What you are asked to do
Word for word, copy each record that comes after this.

Record extracts
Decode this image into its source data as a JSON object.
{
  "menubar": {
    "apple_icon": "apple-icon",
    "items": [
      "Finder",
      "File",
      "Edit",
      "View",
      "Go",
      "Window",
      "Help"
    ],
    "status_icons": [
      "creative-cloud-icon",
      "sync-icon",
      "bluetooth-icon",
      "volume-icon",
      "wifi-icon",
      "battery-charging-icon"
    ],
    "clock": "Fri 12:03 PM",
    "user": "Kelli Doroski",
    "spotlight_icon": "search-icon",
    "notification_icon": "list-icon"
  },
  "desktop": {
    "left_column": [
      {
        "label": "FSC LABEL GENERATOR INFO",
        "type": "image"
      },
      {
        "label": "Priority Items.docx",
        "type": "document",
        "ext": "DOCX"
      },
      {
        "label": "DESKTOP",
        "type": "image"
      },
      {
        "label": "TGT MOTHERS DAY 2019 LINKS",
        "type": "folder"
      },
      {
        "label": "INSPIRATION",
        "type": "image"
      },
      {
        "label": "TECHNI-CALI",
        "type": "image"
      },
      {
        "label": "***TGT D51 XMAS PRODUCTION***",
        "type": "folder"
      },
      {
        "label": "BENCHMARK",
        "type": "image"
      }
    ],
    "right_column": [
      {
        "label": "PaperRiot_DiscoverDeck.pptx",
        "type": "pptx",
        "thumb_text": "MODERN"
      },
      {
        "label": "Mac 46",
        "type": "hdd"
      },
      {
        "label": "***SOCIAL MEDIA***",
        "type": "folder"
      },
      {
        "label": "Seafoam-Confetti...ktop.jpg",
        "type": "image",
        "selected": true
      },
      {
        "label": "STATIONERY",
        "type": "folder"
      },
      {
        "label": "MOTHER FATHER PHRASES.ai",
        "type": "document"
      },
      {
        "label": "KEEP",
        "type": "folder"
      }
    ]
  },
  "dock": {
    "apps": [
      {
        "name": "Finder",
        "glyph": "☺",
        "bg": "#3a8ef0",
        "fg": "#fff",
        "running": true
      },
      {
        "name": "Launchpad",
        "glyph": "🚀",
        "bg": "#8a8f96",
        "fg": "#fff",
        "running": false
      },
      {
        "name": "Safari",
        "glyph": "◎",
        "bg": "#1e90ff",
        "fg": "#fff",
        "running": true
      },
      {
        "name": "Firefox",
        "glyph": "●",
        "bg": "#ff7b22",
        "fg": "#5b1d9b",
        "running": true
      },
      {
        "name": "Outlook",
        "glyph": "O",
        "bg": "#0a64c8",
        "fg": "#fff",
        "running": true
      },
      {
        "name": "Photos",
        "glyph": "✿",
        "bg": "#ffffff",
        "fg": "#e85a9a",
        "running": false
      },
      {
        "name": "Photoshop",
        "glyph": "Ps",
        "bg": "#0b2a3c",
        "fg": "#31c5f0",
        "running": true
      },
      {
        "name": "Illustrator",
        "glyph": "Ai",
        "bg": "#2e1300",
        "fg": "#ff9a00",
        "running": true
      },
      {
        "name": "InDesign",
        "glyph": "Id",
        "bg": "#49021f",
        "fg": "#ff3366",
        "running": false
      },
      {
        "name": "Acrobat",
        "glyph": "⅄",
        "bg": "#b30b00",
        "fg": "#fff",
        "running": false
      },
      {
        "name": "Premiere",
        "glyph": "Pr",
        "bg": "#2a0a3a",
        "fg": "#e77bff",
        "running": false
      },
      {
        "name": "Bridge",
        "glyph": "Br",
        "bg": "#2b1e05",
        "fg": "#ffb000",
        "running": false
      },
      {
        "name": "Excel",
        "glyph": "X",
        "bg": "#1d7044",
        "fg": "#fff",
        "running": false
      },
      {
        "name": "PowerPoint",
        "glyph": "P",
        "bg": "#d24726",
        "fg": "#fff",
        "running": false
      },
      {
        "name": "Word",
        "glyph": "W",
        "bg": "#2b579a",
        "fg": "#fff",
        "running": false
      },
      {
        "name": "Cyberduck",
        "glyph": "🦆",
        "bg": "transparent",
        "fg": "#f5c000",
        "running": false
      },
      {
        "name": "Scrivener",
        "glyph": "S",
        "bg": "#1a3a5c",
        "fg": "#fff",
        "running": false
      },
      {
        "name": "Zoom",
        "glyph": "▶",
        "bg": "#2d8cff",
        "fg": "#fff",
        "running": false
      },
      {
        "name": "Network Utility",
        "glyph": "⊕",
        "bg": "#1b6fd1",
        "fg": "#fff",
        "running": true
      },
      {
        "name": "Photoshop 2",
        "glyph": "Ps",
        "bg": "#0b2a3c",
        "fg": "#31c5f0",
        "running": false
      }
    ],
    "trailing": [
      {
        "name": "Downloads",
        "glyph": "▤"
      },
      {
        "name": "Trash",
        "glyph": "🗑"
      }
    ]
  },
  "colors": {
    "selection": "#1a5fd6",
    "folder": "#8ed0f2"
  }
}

Output of the exercise
Decode this image into its source data as a JSON object.
{
  "menubar": {
    "apple_icon": "apple-icon",
    "items": [
      "Finder",
      "File",
      "Edit",
      "View",
      "Go",
      "Window",
      "Help"
    ],
    "status_icons": [
      "creative-cloud-icon",
      "sync-icon",
      "bluetooth-icon",
      "volume-icon",
      "wifi-icon",
      "battery-charging-icon"
    ],
    "clock": "Fri 12:03 PM",
    "user": "Kelli Doroski",
    "spotlight_icon": "search-icon",
    "notification_icon": "list-icon"
  },
  "desktop": {
    "left_column": [
      {
        "label": "FSC LABEL GENERATOR INFO",
        "type": "image"
      },
      {
        "label": "Priority Items.docx",
        "type": "document",
        "ext": "DOCX"
      },
      {
        "label": "DESKTOP",
        "type": "image"
      },
      {
        "label": "TGT MOTHERS DAY 2019 LINKS",
        "type": "folder"
      },
      {
        "label": "INSPIRATION",
        "type": "image"
      },
      {
        "label": "TECHNI-CALI",
        "type": "image"
      },
      {
        "label": "***TGT D51 XMAS PRODUCTION***",
        "type": "folder"
      },
      {
        "label": "BENCHMARK",
        "type": "image"
      }
    ],
    "right_column": [
      {
        "label": "PaperRiot_DiscoverDeck.pptx",
        "type": "pptx",
        "thumb_text": "MODERN"
      },
      {
        "label": "Mac 46",
        "type": "hdd"
      },
      {
        "label": "***SOCIAL MEDIA***",
        "type": "folder"
      },
      {
        "label": "Seafoam-Confetti...ktop.jpg",
        "type": "image",
        "selected": true
      },
      {
        "label": "STATIONERY",
        "type": "folder"
      },
      {
        "label": "MOTHER FATHER PHRASES.ai",
        "type": "document"
      },
      {
        "label": "KEEP",
        "type": "folder"
      }
    ]
  },
  "dock": {
    "apps": [
      {
        "name": "Finder",
        "glyph": "☺",
        "bg": "#3a8ef0",
        "fg": "#fff",
        "running": true
      },
      {
        "name": "Launchpad",
        "glyph": "🚀",
        "bg": "#8a8f96",
        "fg": "#fff",
        "running": false
      },
      {
        "name": "Safari",
        "glyph": "◎",
        "bg": "#1e90ff",
        "fg": "#fff",
        "running": true
      },
      {
        "name": "Firefox",
        "glyph": "●",
        "bg": "#ff7b22",
        "fg": "#5b1d9b",
        "running": true
      },
      {
        "name": "Outlook",
        "glyph": "O",
        "bg": "#0a64c8",
        "fg": "#fff",
        "running": true
      },
      {
        "name": "Photos",
        "glyph": "✿",
        "bg": "#ffffff",
        "fg": "#e85a9a",
        "running": false
      },
      {
        "name": "Photoshop",
        "glyph": "Ps",
        "bg": "#0b2a3c",
        "fg": "#31c5f0",
        "running": true
      },
      {
        "name": "Illustrator",
        "glyph": "Ai",
        "bg": "#2e1300",
        "fg": "#ff9a00",
        "running": true
      },
      {
        "name": "InDesign",
        "glyph": "Id",
        "bg": "#49021f",
        "fg": "#ff3366",
        "running": false
      },
      {
        "name": "Acrobat",
        "glyph": "⅄",
        "bg": "#b30b00",
        "fg": "#fff",
        "running": false
      },
      {
        "name": "Premiere",
        "glyph": "Pr",
        "bg": "#2a0a3a",
        "fg": "#e77bff",
        "running": false
      },
      {
        "name": "Bridge",
        "glyph": "Br",
        "bg": "#2b1e05",
        "fg": "#ffb000",
        "running": false
      },
      {
        "name": "Excel",
        "glyph": "X",
        "bg": "#1d7044",
        "fg": "#fff",
        "running": false
      },
      {
        "name": "PowerPoint",
        "glyph": "P",
        "bg": "#d24726",
        "fg": "#fff",
        "running": false
      },
      {
        "name": "Word",
        "glyph": "W",
        "bg": "#2b579a",
        "fg": "#fff",
        "running": false
      },
      {
        "name": "Cyberduck",
        "glyph": "🦆",
        "bg": "transparent",
        "fg": "#f5c000",
        "running": false
      },
      {
        "name": "Scrivener",
        "glyph": "S",
        "bg": "#1a3a5c",
        "fg": "#fff",
        "running": false
      },
      {
        "name": "Zoom",
        "glyph": "▶",
        "bg": "#2d8cff",
        "fg": "#fff",
        "running": false
      },
      {
        "name": "Network Utility",
        "glyph": "⊕",
        "bg": "#1b6fd1",
        "fg": "#fff",
        "running": true
      },
      {
        "name": "Photoshop 2",
        "glyph": "Ps",
        "bg": "#0b2a3c",
        "fg": "#31c5f0",
        "running": false
      }
    ],
    "trailing": [
      {
        "name": "Downloads",
        "glyph": "▤"
      },
      {
        "name": "Trash",
        "glyph": "🗑"
      }
    ]
  },
  "colors": {
    "selection": "#1a5fd6",
    "folder": "#8ed0f2"
  }
}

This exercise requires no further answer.